The imagination is a precious gift. She makes an artist of each of us. With her we create and that is a fundamentally human act. But everlasting consumption can drown her out and I am afraid of that. Who ever gets bored anymore? Who is forced to sit with their questions and answers? There are hundreds and thousands of channels and facebook updates and tweets and youtube videos and shows and bits, all clamoring at once, and the territory for making a retreat into the sweet dark interior grows smaller and smaller. We are losing our landscapes to a hypermedia invasion.
Despite what I have said, I greatly appreciate televisual media. And until very recently I was an avid television watcher. But I have slowed over the past two years, to watching a few hours per week. And sometimes I go long stretches without a single show. I was yearning for the comforting mystery of a time when there was often truly nothing to watch, and so I re-created it by narrowing my tastes.

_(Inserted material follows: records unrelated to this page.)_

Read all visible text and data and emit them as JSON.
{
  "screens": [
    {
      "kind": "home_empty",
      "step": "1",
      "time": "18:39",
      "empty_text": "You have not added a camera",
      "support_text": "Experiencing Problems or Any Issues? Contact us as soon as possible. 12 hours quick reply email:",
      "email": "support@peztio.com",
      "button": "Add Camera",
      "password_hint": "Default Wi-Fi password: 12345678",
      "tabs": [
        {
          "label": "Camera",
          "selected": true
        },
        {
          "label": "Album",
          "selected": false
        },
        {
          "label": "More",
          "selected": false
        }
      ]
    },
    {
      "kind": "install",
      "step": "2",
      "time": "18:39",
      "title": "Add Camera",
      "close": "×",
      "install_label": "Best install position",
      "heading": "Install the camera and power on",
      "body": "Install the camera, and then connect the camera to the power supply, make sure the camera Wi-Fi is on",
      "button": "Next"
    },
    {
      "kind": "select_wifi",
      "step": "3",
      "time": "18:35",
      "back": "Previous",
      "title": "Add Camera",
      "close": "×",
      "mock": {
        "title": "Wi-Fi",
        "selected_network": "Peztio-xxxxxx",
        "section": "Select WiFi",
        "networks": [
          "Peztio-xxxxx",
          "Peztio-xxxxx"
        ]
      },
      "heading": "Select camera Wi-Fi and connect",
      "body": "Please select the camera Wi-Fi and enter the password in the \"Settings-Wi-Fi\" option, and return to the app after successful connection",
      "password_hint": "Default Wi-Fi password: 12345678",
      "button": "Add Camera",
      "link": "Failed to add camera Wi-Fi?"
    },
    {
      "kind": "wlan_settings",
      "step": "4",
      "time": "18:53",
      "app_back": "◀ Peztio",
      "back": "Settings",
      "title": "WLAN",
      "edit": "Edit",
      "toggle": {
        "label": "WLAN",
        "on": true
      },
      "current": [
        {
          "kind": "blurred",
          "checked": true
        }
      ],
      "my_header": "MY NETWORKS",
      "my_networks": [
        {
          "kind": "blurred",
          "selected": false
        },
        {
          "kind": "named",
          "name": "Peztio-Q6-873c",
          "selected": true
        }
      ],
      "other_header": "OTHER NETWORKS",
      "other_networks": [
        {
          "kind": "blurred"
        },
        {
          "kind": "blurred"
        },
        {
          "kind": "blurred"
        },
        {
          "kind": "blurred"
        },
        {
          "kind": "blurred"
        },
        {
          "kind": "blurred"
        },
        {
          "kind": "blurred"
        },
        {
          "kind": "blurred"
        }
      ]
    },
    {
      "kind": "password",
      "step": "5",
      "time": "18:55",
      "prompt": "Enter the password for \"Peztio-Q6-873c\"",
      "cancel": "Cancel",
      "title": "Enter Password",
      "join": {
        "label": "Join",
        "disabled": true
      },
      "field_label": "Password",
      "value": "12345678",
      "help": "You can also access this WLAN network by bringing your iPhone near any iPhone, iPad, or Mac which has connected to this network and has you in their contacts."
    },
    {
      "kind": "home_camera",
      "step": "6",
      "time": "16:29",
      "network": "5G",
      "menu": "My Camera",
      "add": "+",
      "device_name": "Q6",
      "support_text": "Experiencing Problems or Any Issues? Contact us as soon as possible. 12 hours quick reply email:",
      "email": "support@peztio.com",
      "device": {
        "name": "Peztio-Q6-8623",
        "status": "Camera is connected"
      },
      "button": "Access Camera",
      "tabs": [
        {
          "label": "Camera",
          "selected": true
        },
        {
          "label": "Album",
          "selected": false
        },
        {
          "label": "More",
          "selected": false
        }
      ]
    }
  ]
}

Today my walls are lined with books and great big windows. The car and street lights, outside looking in, illuminate the spines erratically. Sometimes I play a game of divination and select a street-highlighted text, open to a random page, run my finger to the middle, and take the words I find as a message. Like these just now:
“Aasha, stricken but tempted towards hope by this brief silence, holds her gaze” (from Everything is the Whole Day by Preeta Samarasan)
I say we guard the magic of our imaginations in the face of the great invasion. It doesn’t require disappearing from the digital age. Lord knows I adore my iPhone and twitterfeed. This guarding is less like sword and shield protection and more like mopping up a seeping mess or throwing away a sea of paper covering your desk. It is nothing more than making space: A walk in the forest. A paintbrush on canvas. A gaze on a sculpture. A book in hand. A soundless drive. A held gaze. A midnight with a muted television, and dancing bodies of light.
Imani Perry is a professor in the Center for African American Studies at Princeton University. She is the author of two books: More Beautiful and More Terrible: The Embrace and Transcendence of Racial Inequality in the United States (New York University Press, 2011) and Prophets of the Hood: Politics and Poetics in Hip Hop (Duke University Press, 2004.) She is also the editor of the Barnes and Nobles Classics Edition of the Narrative of Sojourner Truth, and the author of numerous articles on race, law and culture. Professor Perry holds a Ph.D. and a J.D. from Harvard University, and a B.A. from Yale. She is the mother of two sons, and lives in Philadelphia, Pennsylvania. Follow her on twitter: @ImaniPerry